One of the most charismatic names in American motorcycling history, Henderson produced nothing but four-cylinder motorcycles in the course of its 19-year existence. Founded by Tom and William Henderson in Detroit in 1912, the firm passed into the control of Chicago-based cycle maker Ignaz Schwinn, owner of Excelsior, in 1917. The Hendersons soon moved on to found the Ace motorcycle company – later taken over by Indian – and thereby had a hand in the design of all the major American-built fours.
Although early models featured an unusually lengthy frame extending well forward of the engine, the Henderson, like the contemporary Indian and Harley-Davidson, was an advanced design for its day. Displacing 965cc initially, the air-cooled cylinders were arranged longitudinally in the frame and employed mechanically operated ‘F-head’ (inlet-over-exhaust) valve gear. There was single-gear transmission but the Henderson outclassed its rivals for convenience by having a clutch and a hand-crank starter instead of pedals. A shorter frame, folding kick-starter, and three-speed sliding-gear transmission were all Henderson features by 1917. Introduced for 1920, the Model K benefited from a redesigned 1,301cc sidevalve engine equipped with forced lubrication, a new twin-downtube frame, strengthened front fork and enclosed rear chain. Modifications to the De Luxe (introduced for 1922) mainly concentrated on improvements to the gearbox. Top speed was a guaranteed 80mph, and with the optional alloy pistons installed a De Luxe could touch 100mph, an astonishing performance for the time and one matched by few contemporary cars.
This particular Henderson found its way to Scotland, (the Henderson family homeland) and was bought new by Frederick Burnett of 11 Grindlay Street, Edinburgh, no doubt influenced by the excellent spares service offered by the Henderson organisation. When Frederick Burnett was called up for military service in World War One, he took the Henderson with him to Norfolk while on active service there. Remarkably, a photograph survives of Burnett in his military uniform astride the Henderson (see history file).
Scottish collector, Michael Mutch, discovered the Henderson, still in the hands of its original owner, in an Edinburgh cellar in 1960 and acquired it for display in the Myreton Motor Museum in East Lothian, Scotland. In 1961 he proudly rode it on the Vintage Run organised by The Perth & District Motor Club, achieving a coveted Finisher’s Award in what would undoubtedly have been a hilly and challenging event. Subsequently the machine saw little use and was displayed in the museum following a sympathetic restoration, carefully retaining original factory features in all major respects. The machine retains that delightful patina which the most skilled restorer cannot recreate.
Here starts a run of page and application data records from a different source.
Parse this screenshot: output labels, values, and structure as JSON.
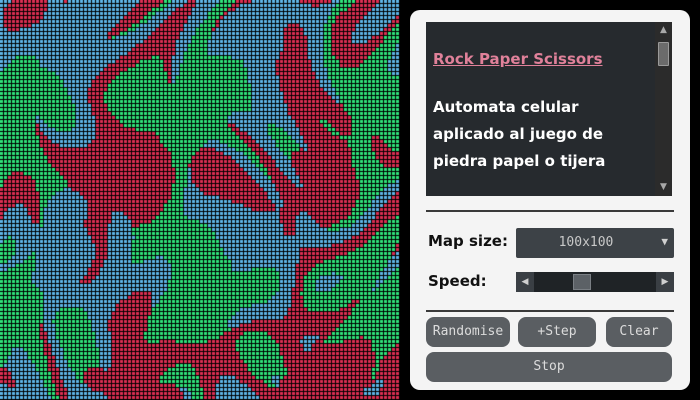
{
  "info": {
    "title": "Rock Paper Scissors",
    "description": "Automata celular aplicado al juego de piedra papel o tijera"
  },
  "controls": {
    "map_size_label": "Map size:",
    "map_size_value": "100x100",
    "speed_label": "Speed:",
    "speed_value": 0.15
  },
  "buttons": {
    "randomise": "Randomise",
    "step": "+Step",
    "clear": "Clear",
    "stop": "Stop"
  },
  "grid": {
    "colors": {
      "rock": "#dc2e52",
      "paper": "#2fe27a",
      "scissors": "#5eb4e6"
    }
  }
}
The photocopied V5 on file shows that after Michael Mutch, the Henderson was owned by the well-known collector, Peter Harper. It later found its way to the USA. The current vendor purchased the Henderson at Bonhams’ ‘Legend of the Motorcycle’ sale, San Francisco, in May 2007 (Lot 39). Extensively re-commissioned, it successfully participated in the 74th Pioneer Run in 2013 and was last taxed to 31st December that year.
Noteworthy features include Powell & Hanmer acetylene lighting, a Gloriaphone hand-operated klaxon, Cowey Engineering Co Ltd 0-80mph speedometer, and a well-sprung Brooks leather saddle. In additon, the machine comes with a substantial file of history, including an old-style continuation logbook (issued 1925) listing Frederick Burnett as first owner and Michael Mutch as the second; a quantity of correspondence form the 1960s, Sunbeam MCC Pioneer Certificate; a V5C Registration Certificate; some expired MoTs; a quantity of technical and historical Henderson-related literature; and a printout of an article written by Alan Cathcart for The Classic Motor Cycle (September 2017 edition).
Report by bonhams.com